(What is being asked)
What follows is a set of records. Repeat every one of them exactly.

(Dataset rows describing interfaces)
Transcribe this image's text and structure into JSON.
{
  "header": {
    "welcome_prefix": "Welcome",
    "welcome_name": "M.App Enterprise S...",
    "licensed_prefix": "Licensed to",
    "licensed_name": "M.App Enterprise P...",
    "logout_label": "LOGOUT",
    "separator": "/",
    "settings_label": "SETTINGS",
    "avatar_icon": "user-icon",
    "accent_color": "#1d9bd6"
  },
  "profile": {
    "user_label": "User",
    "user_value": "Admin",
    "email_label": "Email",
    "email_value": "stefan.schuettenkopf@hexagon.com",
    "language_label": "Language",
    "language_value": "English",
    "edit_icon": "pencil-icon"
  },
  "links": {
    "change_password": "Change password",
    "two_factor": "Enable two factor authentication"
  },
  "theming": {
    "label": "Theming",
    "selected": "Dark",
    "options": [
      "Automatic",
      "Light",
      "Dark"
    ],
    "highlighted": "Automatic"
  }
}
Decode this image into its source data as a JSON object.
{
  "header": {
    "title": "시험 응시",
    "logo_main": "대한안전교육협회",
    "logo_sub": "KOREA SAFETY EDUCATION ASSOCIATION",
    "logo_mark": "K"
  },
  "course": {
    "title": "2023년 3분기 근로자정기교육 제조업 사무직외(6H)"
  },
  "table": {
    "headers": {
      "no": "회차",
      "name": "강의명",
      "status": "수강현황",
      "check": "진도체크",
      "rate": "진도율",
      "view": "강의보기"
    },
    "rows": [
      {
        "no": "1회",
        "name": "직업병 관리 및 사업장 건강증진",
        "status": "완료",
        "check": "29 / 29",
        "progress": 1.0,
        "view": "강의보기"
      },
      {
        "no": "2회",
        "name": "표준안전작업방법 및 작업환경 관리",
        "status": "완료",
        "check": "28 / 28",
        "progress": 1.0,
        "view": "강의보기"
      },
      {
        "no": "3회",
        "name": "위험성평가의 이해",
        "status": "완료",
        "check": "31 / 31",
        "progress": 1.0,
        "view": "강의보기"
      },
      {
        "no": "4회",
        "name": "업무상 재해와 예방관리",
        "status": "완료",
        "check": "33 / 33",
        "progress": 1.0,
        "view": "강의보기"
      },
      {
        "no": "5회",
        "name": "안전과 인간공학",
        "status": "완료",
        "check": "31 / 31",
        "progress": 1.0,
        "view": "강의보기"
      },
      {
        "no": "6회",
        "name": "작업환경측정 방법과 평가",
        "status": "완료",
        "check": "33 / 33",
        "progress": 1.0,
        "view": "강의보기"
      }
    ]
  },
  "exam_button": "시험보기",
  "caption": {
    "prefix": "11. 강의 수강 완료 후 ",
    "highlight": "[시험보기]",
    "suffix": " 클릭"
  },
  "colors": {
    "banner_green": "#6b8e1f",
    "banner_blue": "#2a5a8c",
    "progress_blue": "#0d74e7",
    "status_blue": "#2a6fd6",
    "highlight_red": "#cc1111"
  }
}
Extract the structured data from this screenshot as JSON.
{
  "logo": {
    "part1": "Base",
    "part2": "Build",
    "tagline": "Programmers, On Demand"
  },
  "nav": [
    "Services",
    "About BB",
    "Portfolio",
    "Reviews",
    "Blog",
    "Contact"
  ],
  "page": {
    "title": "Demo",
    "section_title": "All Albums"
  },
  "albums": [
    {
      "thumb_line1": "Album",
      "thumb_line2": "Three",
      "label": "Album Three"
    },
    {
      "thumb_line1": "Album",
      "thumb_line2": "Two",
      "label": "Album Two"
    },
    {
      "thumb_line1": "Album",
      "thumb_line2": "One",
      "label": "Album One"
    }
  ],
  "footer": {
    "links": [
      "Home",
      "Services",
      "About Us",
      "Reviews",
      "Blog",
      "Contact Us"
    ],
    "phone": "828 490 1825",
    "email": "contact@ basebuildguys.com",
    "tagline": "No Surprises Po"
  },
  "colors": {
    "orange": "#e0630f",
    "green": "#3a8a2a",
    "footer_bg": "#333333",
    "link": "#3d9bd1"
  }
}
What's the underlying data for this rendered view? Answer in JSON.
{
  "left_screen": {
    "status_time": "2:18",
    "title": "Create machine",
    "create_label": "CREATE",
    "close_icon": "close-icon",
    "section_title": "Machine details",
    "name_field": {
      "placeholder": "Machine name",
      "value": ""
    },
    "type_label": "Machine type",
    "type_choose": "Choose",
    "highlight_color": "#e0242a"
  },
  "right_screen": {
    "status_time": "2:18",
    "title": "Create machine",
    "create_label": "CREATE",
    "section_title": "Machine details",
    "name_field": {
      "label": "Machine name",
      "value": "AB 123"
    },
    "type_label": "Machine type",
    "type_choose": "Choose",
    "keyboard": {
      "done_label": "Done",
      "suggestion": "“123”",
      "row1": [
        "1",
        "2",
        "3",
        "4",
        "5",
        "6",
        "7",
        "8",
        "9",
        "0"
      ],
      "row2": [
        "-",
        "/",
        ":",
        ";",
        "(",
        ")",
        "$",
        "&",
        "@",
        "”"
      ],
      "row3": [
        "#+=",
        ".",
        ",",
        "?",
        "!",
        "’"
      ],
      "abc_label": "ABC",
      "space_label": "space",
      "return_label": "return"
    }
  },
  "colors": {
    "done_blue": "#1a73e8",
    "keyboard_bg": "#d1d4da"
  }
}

(Written solution)
Transcribe this image's text and structure into JSON.
{
  "header": {
    "welcome_prefix": "Welcome",
    "welcome_name": "M.App Enterprise S...",
    "licensed_prefix": "Licensed to",
    "licensed_name": "M.App Enterprise P...",
    "logout_label": "LOGOUT",
    "separator": "/",
    "settings_label": "SETTINGS",
    "avatar_icon": "user-icon",
    "accent_color": "#1d9bd6"
  },
  "profile": {
    "user_label": "User",
    "user_value": "Admin",
    "email_label": "Email",
    "email_value": "stefan.schuettenkopf@hexagon.com",
    "language_label": "Language",
    "language_value": "English",
    "edit_icon": "pencil-icon"
  },
  "links": {
    "change_password": "Change password",
    "two_factor": "Enable two factor authentication"
  },
  "theming": {
    "label": "Theming",
    "selected": "Dark",
    "options": [
      "Automatic",
      "Light",
      "Dark"
    ],
    "highlighted": "Automatic"
  }
}
Decode this image into its source data as a JSON object.
{
  "header": {
    "title": "시험 응시",
    "logo_main": "대한안전교육협회",
    "logo_sub": "KOREA SAFETY EDUCATION ASSOCIATION",
    "logo_mark": "K"
  },
  "course": {
    "title": "2023년 3분기 근로자정기교육 제조업 사무직외(6H)"
  },
  "table": {
    "headers": {
      "no": "회차",
      "name": "강의명",
      "status": "수강현황",
      "check": "진도체크",
      "rate": "진도율",
      "view": "강의보기"
    },
    "rows": [
      {
        "no": "1회",
        "name": "직업병 관리 및 사업장 건강증진",
        "status": "완료",
        "check": "29 / 29",
        "progress": 1.0,
        "view": "강의보기"
      },
      {
        "no": "2회",
        "name": "표준안전작업방법 및 작업환경 관리",
        "status": "완료",
        "check": "28 / 28",
        "progress": 1.0,
        "view": "강의보기"
      },
      {
        "no": "3회",
        "name": "위험성평가의 이해",
        "status": "완료",
        "check": "31 / 31",
        "progress": 1.0,
        "view": "강의보기"
      },
      {
        "no": "4회",
        "name": "업무상 재해와 예방관리",
        "status": "완료",
        "check": "33 / 33",
        "progress": 1.0,
        "view": "강의보기"
      },
      {
        "no": "5회",
        "name": "안전과 인간공학",
        "status": "완료",
        "check": "31 / 31",
        "progress": 1.0,
        "view": "강의보기"
      },
      {
        "no": "6회",
        "name": "작업환경측정 방법과 평가",
        "status": "완료",
        "check": "33 / 33",
        "progress": 1.0,
        "view": "강의보기"
      }
    ]
  },
  "exam_button": "시험보기",
  "caption": {
    "prefix": "11. 강의 수강 완료 후 ",
    "highlight": "[시험보기]",
    "suffix": " 클릭"
  },
  "colors": {
    "banner_green": "#6b8e1f",
    "banner_blue": "#2a5a8c",
    "progress_blue": "#0d74e7",
    "status_blue": "#2a6fd6",
    "highlight_red": "#cc1111"
  }
}
Extract the structured data from this screenshot as JSON.
{
  "logo": {
    "part1": "Base",
    "part2": "Build",
    "tagline": "Programmers, On Demand"
  },
  "nav": [
    "Services",
    "About BB",
    "Portfolio",
    "Reviews",
    "Blog",
    "Contact"
  ],
  "page": {
    "title": "Demo",
    "section_title": "All Albums"
  },
  "albums": [
    {
      "thumb_line1": "Album",
      "thumb_line2": "Three",
      "label": "Album Three"
    },
    {
      "thumb_line1": "Album",
      "thumb_line2": "Two",
      "label": "Album Two"
    },
    {
      "thumb_line1": "Album",
      "thumb_line2": "One",
      "label": "Album One"
    }
  ],
  "footer": {
    "links": [
      "Home",
      "Services",
      "About Us",
      "Reviews",
      "Blog",
      "Contact Us"
    ],
    "phone": "828 490 1825",
    "email": "contact@ basebuildguys.com",
    "tagline": "No Surprises Po"
  },
  "colors": {
    "orange": "#e0630f",
    "green": "#3a8a2a",
    "footer_bg": "#333333",
    "link": "#3d9bd1"
  }
}
What's the underlying data for this rendered view? Answer in JSON.
{
  "left_screen": {
    "status_time": "2:18",
    "title": "Create machine",
    "create_label": "CREATE",
    "close_icon": "close-icon",
    "section_title": "Machine details",
    "name_field": {
      "placeholder": "Machine name",
      "value": ""
    },
    "type_label": "Machine type",
    "type_choose": "Choose",
    "highlight_color": "#e0242a"
  },
  "right_screen": {
    "status_time": "2:18",
    "title": "Create machine",
    "create_label": "CREATE",
    "section_title": "Machine details",
    "name_field": {
      "label": "Machine name",
      "value": "AB 123"
    },
    "type_label": "Machine type",
    "type_choose": "Choose",
    "keyboard": {
      "done_label": "Done",
      "suggestion": "“123”",
      "row1": [
        "1",
        "2",
        "3",
        "4",
        "5",
        "6",
        "7",
        "8",
        "9",
        "0"
      ],
      "row2": [
        "-",
        "/",
        ":",
        ";",
        "(",
        ")",
        "$",
        "&",
        "@",
        "”"
      ],
      "row3": [
        "#+=",
        ".",
        ",",
        "?",
        "!",
        "’"
      ],
      "abc_label": "ABC",
      "space_label": "space",
      "return_label": "return"
    }
  },
  "colors": {
    "done_blue": "#1a73e8",
    "keyboard_bg": "#d1d4da"
  }
}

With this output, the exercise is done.